[Dataset rows describing interfaces]
+--
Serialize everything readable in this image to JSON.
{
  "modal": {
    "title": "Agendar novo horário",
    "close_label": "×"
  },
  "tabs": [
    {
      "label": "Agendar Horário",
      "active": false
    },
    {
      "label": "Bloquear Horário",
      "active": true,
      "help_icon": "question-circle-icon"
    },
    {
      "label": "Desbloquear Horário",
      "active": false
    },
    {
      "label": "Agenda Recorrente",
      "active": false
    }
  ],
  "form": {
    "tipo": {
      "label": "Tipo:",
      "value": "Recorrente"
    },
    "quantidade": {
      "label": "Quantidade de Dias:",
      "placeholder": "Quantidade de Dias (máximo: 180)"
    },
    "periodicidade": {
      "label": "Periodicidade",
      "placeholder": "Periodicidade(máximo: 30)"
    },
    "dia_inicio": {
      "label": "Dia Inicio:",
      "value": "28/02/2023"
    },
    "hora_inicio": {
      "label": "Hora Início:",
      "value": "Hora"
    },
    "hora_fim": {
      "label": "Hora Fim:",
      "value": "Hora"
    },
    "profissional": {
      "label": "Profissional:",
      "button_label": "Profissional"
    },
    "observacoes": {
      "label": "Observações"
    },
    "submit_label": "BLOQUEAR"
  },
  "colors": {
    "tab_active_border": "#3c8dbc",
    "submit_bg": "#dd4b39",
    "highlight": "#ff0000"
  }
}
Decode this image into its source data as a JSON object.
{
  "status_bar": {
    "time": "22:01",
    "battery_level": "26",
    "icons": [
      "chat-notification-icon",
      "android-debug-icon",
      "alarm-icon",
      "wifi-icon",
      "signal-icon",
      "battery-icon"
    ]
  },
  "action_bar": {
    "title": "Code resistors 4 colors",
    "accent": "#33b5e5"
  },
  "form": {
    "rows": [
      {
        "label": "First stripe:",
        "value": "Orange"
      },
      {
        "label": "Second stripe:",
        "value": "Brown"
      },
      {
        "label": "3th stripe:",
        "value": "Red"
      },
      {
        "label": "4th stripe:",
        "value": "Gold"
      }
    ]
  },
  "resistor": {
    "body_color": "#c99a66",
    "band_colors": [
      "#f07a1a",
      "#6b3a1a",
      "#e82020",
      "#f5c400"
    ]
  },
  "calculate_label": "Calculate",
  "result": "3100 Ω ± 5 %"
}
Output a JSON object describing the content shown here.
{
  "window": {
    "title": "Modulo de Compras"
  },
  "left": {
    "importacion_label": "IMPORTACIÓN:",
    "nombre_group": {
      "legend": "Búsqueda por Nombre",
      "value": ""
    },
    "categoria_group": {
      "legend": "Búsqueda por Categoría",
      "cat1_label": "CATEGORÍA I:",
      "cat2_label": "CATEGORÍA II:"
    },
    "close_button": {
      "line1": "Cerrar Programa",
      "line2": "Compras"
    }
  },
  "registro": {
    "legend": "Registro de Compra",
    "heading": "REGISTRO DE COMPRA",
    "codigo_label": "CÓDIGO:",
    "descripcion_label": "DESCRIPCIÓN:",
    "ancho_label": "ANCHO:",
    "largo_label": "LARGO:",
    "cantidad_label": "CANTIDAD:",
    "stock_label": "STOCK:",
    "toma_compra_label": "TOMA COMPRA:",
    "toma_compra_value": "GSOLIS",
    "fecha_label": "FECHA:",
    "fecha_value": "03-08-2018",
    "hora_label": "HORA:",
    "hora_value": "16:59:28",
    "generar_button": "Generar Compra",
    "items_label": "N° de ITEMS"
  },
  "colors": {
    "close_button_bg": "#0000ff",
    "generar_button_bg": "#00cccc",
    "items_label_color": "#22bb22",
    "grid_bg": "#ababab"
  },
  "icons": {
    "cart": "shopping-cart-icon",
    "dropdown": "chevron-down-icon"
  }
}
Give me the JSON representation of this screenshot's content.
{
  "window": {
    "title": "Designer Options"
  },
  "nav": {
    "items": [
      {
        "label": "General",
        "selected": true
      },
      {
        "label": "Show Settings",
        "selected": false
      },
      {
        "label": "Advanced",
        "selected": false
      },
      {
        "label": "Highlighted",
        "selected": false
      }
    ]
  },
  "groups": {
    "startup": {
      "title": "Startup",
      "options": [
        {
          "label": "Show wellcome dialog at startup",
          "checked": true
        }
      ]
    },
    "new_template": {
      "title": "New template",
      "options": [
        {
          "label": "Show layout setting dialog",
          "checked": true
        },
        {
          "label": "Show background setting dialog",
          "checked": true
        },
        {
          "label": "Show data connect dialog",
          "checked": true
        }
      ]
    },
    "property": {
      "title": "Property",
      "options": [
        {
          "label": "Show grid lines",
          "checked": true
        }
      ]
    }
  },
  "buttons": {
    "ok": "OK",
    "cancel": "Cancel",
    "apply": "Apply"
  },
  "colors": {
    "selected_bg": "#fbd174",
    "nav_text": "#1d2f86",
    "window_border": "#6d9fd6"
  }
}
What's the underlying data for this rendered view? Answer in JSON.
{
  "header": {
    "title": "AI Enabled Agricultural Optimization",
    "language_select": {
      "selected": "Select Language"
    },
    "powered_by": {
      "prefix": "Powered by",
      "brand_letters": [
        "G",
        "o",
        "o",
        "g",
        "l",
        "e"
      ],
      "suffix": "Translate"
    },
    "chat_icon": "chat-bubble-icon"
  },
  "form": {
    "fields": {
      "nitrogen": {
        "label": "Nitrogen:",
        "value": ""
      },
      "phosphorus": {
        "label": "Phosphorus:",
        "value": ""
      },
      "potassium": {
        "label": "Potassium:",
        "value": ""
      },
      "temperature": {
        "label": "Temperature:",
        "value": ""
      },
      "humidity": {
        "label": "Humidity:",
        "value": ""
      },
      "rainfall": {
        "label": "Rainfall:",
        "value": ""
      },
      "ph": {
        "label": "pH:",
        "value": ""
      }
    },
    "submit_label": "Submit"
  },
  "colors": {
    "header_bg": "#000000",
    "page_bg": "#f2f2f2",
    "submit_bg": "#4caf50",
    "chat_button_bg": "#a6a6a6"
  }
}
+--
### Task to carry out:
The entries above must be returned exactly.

### Response to this task:
Serialize everything readable in this image to JSON.
{
  "modal": {
    "title": "Agendar novo horário",
    "close_label": "×"
  },
  "tabs": [
    {
      "label": "Agendar Horário",
      "active": false
    },
    {
      "label": "Bloquear Horário",
      "active": true,
      "help_icon": "question-circle-icon"
    },
    {
      "label": "Desbloquear Horário",
      "active": false
    },
    {
      "label": "Agenda Recorrente",
      "active": false
    }
  ],
  "form": {
    "tipo": {
      "label": "Tipo:",
      "value": "Recorrente"
    },
    "quantidade": {
      "label": "Quantidade de Dias:",
      "placeholder": "Quantidade de Dias (máximo: 180)"
    },
    "periodicidade": {
      "label": "Periodicidade",
      "placeholder": "Periodicidade(máximo: 30)"
    },
    "dia_inicio": {
      "label": "Dia Inicio:",
      "value": "28/02/2023"
    },
    "hora_inicio": {
      "label": "Hora Início:",
      "value": "Hora"
    },
    "hora_fim": {
      "label": "Hora Fim:",
      "value": "Hora"
    },
    "profissional": {
      "label": "Profissional:",
      "button_label": "Profissional"
    },
    "observacoes": {
      "label": "Observações"
    },
    "submit_label": "BLOQUEAR"
  },
  "colors": {
    "tab_active_border": "#3c8dbc",
    "submit_bg": "#dd4b39",
    "highlight": "#ff0000"
  }
}
Decode this image into its source data as a JSON object.
{
  "status_bar": {
    "time": "22:01",
    "battery_level": "26",
    "icons": [
      "chat-notification-icon",
      "android-debug-icon",
      "alarm-icon",
      "wifi-icon",
      "signal-icon",
      "battery-icon"
    ]
  },
  "action_bar": {
    "title": "Code resistors 4 colors",
    "accent": "#33b5e5"
  },
  "form": {
    "rows": [
      {
        "label": "First stripe:",
        "value": "Orange"
      },
      {
        "label": "Second stripe:",
        "value": "Brown"
      },
      {
        "label": "3th stripe:",
        "value": "Red"
      },
      {
        "label": "4th stripe:",
        "value": "Gold"
      }
    ]
  },
  "resistor": {
    "body_color": "#c99a66",
    "band_colors": [
      "#f07a1a",
      "#6b3a1a",
      "#e82020",
      "#f5c400"
    ]
  },
  "calculate_label": "Calculate",
  "result": "3100 Ω ± 5 %"
}
Output a JSON object describing the content shown here.
{
  "window": {
    "title": "Modulo de Compras"
  },
  "left": {
    "importacion_label": "IMPORTACIÓN:",
    "nombre_group": {
      "legend": "Búsqueda por Nombre",
      "value": ""
    },
    "categoria_group": {
      "legend": "Búsqueda por Categoría",
      "cat1_label": "CATEGORÍA I:",
      "cat2_label": "CATEGORÍA II:"
    },
    "close_button": {
      "line1": "Cerrar Programa",
      "line2": "Compras"
    }
  },
  "registro": {
    "legend": "Registro de Compra",
    "heading": "REGISTRO DE COMPRA",
    "codigo_label": "CÓDIGO:",
    "descripcion_label": "DESCRIPCIÓN:",
    "ancho_label": "ANCHO:",
    "largo_label": "LARGO:",
    "cantidad_label": "CANTIDAD:",
    "stock_label": "STOCK:",
    "toma_compra_label": "TOMA COMPRA:",
    "toma_compra_value": "GSOLIS",
    "fecha_label": "FECHA:",
    "fecha_value": "03-08-2018",
    "hora_label": "HORA:",
    "hora_value": "16:59:28",
    "generar_button": "Generar Compra",
    "items_label": "N° de ITEMS"
  },
  "colors": {
    "close_button_bg": "#0000ff",
    "generar_button_bg": "#00cccc",
    "items_label_color": "#22bb22",
    "grid_bg": "#ababab"
  },
  "icons": {
    "cart": "shopping-cart-icon",
    "dropdown": "chevron-down-icon"
  }
}
Give me the JSON representation of this screenshot's content.
{
  "window": {
    "title": "Designer Options"
  },
  "nav": {
    "items": [
      {
        "label": "General",
        "selected": true
      },
      {
        "label": "Show Settings",
        "selected": false
      },
      {
        "label": "Advanced",
        "selected": false
      },
      {
        "label": "Highlighted",
        "selected": false
      }
    ]
  },
  "groups": {
    "startup": {
      "title": "Startup",
      "options": [
        {
          "label": "Show wellcome dialog at startup",
          "checked": true
        }
      ]
    },
    "new_template": {
      "title": "New template",
      "options": [
        {
          "label": "Show layout setting dialog",
          "checked": true
        },
        {
          "label": "Show background setting dialog",
          "checked": true
        },
        {
          "label": "Show data connect dialog",
          "checked": true
        }
      ]
    },
    "property": {
      "title": "Property",
      "options": [
        {
          "label": "Show grid lines",
          "checked": true
        }
      ]
    }
  },
  "buttons": {
    "ok": "OK",
    "cancel": "Cancel",
    "apply": "Apply"
  },
  "colors": {
    "selected_bg": "#fbd174",
    "nav_text": "#1d2f86",
    "window_border": "#6d9fd6"
  }
}
What's the underlying data for this rendered view? Answer in JSON.
{
  "header": {
    "title": "AI Enabled Agricultural Optimization",
    "language_select": {
      "selected": "Select Language"
    },
    "powered_by": {
      "prefix": "Powered by",
      "brand_letters": [
        "G",
        "o",
        "o",
        "g",
        "l",
        "e"
      ],
      "suffix": "Translate"
    },
    "chat_icon": "chat-bubble-icon"
  },
  "form": {
    "fields": {
      "nitrogen": {
        "label": "Nitrogen:",
        "value": ""
      },
      "phosphorus": {
        "label": "Phosphorus:",
        "value": ""
      },
      "potassium": {
        "label": "Potassium:",
        "value": ""
      },
      "temperature": {
        "label": "Temperature:",
        "value": ""
      },
      "humidity": {
        "label": "Humidity:",
        "value": ""
      },
      "rainfall": {
        "label": "Rainfall:",
        "value": ""
      },
      "ph": {
        "label": "pH:",
        "value": ""
      }
    },
    "submit_label": "Submit"
  },
  "colors": {
    "header_bg": "#000000",
    "page_bg": "#f2f2f2",
    "submit_bg": "#4caf50",
    "chat_button_bg": "#a6a6a6"
  }
}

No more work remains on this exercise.